How We Began
As a child who has dyslexia, trying to learn to read, spell, and write is difficult in school. To read and spell requires a different way to learn. One in six has dyslexia. Families who have dyslexia are intelligent with unique talents and creativity; including great problem solving skills, whole picture visualization, and often having an intuitive nature. Eighty percent of the English language is predictable and the Orton-Gillingham approach teaches the predictable patterns to effectively read and spell using a multisensory approach: visual, auditory, and kinesthetic pathways to the brain.

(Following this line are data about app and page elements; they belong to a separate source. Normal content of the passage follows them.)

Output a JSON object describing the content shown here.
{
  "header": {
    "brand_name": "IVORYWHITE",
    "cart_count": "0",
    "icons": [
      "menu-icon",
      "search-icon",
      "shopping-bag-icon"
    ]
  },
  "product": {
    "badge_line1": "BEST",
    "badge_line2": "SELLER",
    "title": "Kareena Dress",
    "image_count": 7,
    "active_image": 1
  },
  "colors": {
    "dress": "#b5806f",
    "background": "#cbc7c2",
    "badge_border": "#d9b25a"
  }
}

A nonprofit, 501(c)(3), located in the suburbs of Boston, Massachusetts, its idea was founded in 2006. After working persistently for over a decade to help her son who has dyslexia learn to read and spell, Bonnie, its founding member, had the vision to promote the strengths of dyslexia and to increase awareness and bring positive change for those who have it.

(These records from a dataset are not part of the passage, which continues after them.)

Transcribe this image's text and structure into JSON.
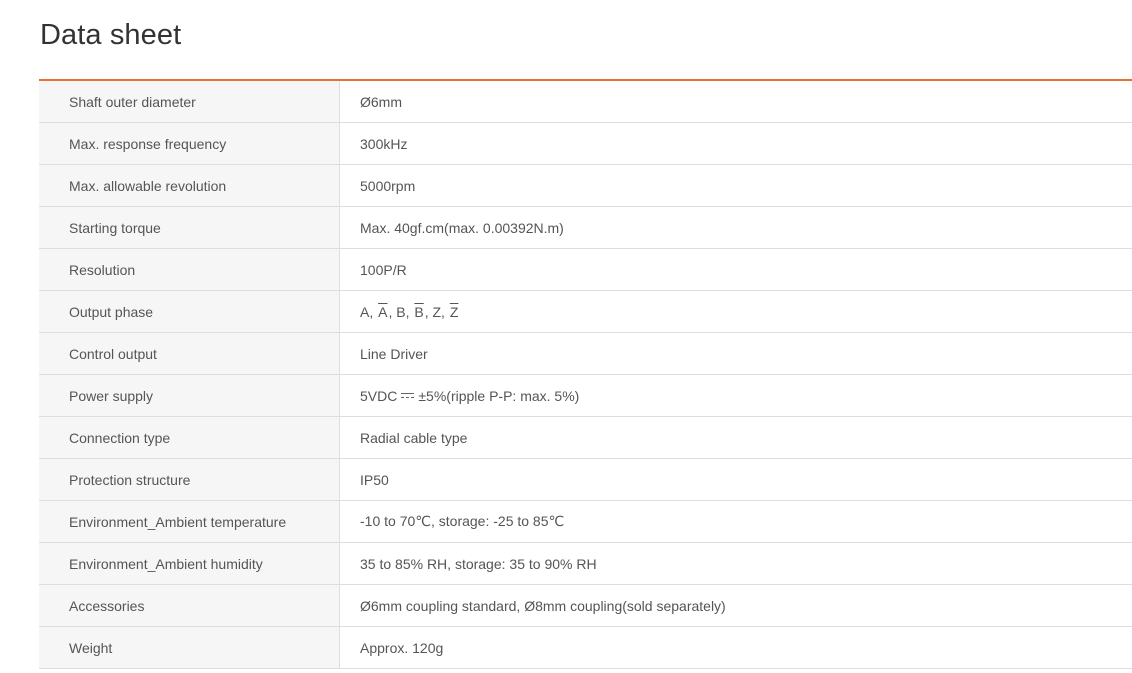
{
  "page": {
    "title": "Data sheet"
  },
  "rows": [
    {
      "label": "Shaft outer diameter",
      "value": "Ø6mm"
    },
    {
      "label": "Max. response frequency",
      "value": "300kHz"
    },
    {
      "label": "Max. allowable revolution",
      "value": "5000rpm"
    },
    {
      "label": "Starting torque",
      "value": "Max. 40gf.cm(max. 0.00392N.m)"
    },
    {
      "label": "Resolution",
      "value": "100P/R"
    },
    {
      "label": "Output phase",
      "value_parts": [
        "A, ",
        "A",
        ", B, ",
        "B",
        ", Z, ",
        "Z"
      ]
    },
    {
      "label": "Control output",
      "value": "Line Driver"
    },
    {
      "label": "Power supply",
      "value_before": "5VDC",
      "value_after": "±5%(ripple P-P: max. 5%)",
      "symbol": "dc-voltage-icon"
    },
    {
      "label": "Connection type",
      "value": "Radial cable type"
    },
    {
      "label": "Protection structure",
      "value": "IP50"
    },
    {
      "label": "Environment_Ambient temperature",
      "value": "-10 to 70℃, storage: -25 to 85℃"
    },
    {
      "label": "Environment_Ambient humidity",
      "value": "35 to 85% RH, storage: 35 to 90% RH"
    },
    {
      "label": "Accessories",
      "value": "Ø6mm coupling standard, Ø8mm coupling(sold separately)"
    },
    {
      "label": "Weight",
      "value": "Approx. 120g"
    }
  ],
  "colors": {
    "accent": "#e8732d",
    "label_bg": "#f6f6f6",
    "border": "#dedede",
    "text": "#555555"
  }
}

Help inspire the strengths of dyslexia by getting an evaluation specifically for dyslexia, appropriate remediation, and by helping to bring awareness through your advocacy.